#### Exercise
From the material below, copy every line in which the word "EEPROM" occurs.
+ + +
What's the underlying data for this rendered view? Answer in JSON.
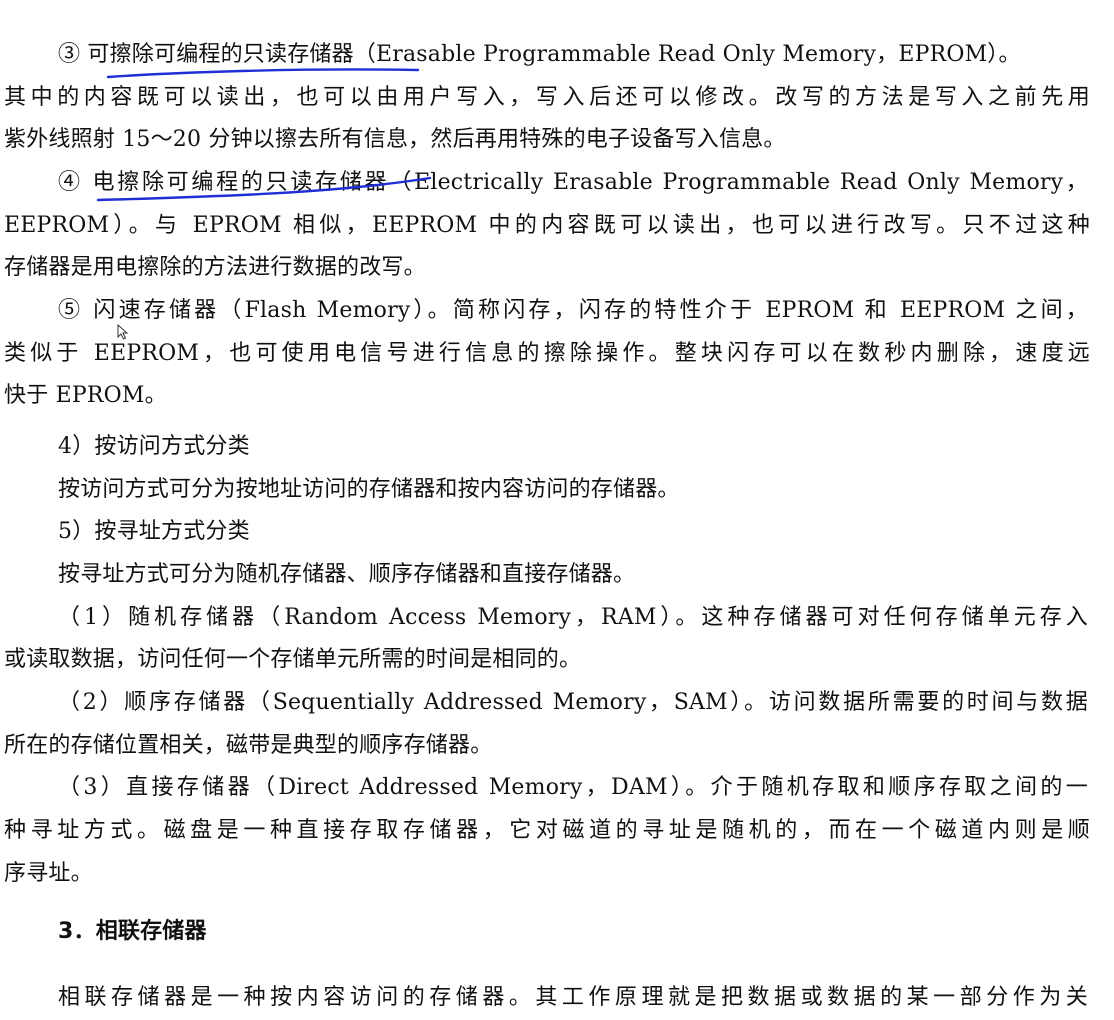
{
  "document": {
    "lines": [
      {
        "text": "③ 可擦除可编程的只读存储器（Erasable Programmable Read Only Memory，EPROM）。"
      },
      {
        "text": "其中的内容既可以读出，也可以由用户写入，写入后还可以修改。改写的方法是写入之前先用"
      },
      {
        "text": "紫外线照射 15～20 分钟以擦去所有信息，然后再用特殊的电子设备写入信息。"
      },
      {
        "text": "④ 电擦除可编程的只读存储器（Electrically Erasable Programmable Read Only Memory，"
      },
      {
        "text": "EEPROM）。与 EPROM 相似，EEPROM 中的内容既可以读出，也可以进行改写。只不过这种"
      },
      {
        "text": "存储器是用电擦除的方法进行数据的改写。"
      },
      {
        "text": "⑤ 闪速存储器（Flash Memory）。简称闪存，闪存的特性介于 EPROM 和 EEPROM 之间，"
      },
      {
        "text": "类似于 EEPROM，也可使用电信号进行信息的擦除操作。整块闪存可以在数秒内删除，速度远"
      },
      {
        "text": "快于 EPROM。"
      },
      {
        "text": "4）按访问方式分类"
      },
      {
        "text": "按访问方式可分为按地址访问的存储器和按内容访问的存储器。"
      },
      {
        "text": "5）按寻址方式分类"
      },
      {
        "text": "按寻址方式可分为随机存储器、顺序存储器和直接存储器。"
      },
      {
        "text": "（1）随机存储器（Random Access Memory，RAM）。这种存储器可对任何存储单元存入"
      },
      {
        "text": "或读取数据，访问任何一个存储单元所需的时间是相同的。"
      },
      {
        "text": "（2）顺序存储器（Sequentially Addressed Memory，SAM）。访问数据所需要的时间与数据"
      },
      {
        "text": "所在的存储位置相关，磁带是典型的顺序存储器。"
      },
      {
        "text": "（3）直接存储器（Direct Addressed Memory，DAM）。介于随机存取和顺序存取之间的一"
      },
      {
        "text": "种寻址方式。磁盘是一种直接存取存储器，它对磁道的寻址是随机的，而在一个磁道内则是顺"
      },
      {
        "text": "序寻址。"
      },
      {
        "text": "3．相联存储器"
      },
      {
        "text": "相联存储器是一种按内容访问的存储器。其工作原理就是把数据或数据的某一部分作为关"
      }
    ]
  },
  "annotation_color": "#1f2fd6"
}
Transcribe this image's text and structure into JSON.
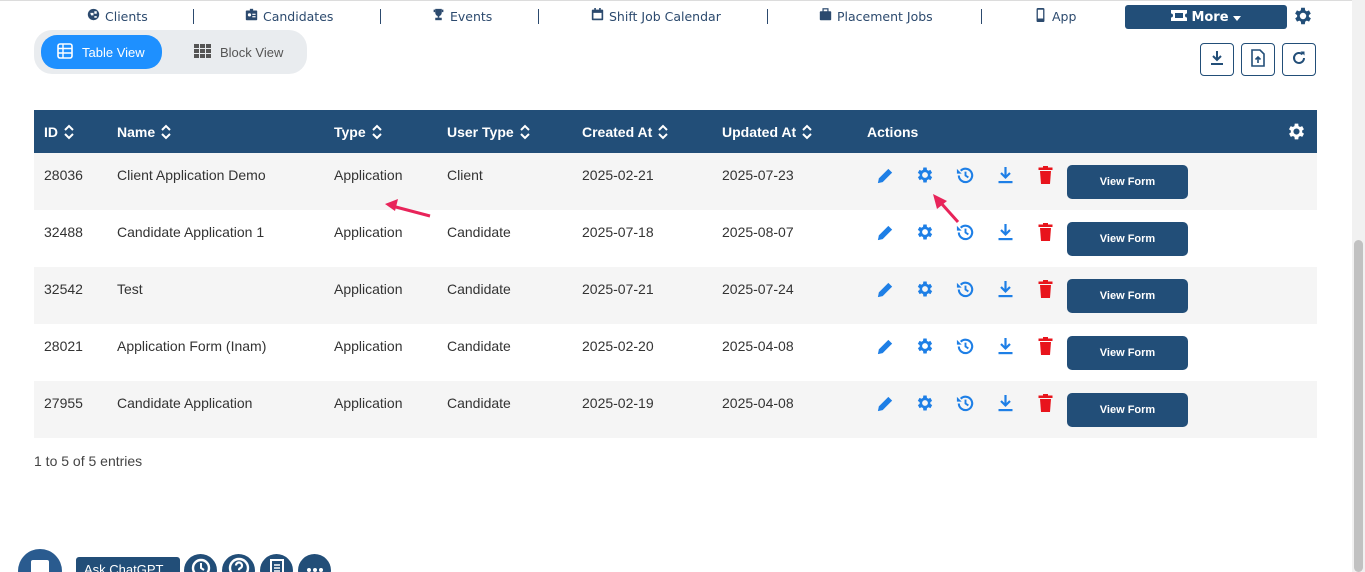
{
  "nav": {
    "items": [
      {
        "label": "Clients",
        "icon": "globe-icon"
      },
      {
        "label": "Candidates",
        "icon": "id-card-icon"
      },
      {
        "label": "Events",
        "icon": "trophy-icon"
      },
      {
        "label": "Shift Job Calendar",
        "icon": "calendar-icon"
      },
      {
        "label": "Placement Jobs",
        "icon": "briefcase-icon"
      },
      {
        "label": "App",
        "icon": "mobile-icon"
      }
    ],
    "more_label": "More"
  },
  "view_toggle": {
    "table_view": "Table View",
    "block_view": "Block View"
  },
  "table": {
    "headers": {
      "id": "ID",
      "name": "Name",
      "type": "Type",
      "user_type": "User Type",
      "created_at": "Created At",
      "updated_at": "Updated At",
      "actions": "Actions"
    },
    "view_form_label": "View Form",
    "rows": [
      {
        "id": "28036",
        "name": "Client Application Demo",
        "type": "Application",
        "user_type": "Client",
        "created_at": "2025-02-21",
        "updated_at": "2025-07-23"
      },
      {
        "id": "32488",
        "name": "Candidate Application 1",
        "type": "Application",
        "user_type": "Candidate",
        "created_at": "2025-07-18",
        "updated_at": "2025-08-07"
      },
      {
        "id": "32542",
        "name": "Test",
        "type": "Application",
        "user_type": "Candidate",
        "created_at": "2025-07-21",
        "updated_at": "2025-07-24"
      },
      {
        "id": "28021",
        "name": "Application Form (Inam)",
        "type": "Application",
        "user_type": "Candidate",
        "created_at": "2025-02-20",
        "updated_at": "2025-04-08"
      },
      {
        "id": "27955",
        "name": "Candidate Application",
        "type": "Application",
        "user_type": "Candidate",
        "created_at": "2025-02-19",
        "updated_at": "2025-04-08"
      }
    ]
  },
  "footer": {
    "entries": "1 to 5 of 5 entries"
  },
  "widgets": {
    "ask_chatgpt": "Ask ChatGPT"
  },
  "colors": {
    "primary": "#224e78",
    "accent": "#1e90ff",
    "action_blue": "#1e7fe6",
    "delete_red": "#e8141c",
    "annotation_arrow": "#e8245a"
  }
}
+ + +
#### Solution to the problem
        "text": "EEPROM）。与 EPROM 相似，EEPROM 中的内容既可以读出，也可以进行改写。只不过这种"
        "text": "⑤ 闪速存储器（Flash Memory）。简称闪存，闪存的特性介于 EPROM 和 EEPROM 之间，"
        "text": "类似于 EEPROM，也可使用电信号进行信息的擦除操作。整块闪存可以在数秒内删除，速度远"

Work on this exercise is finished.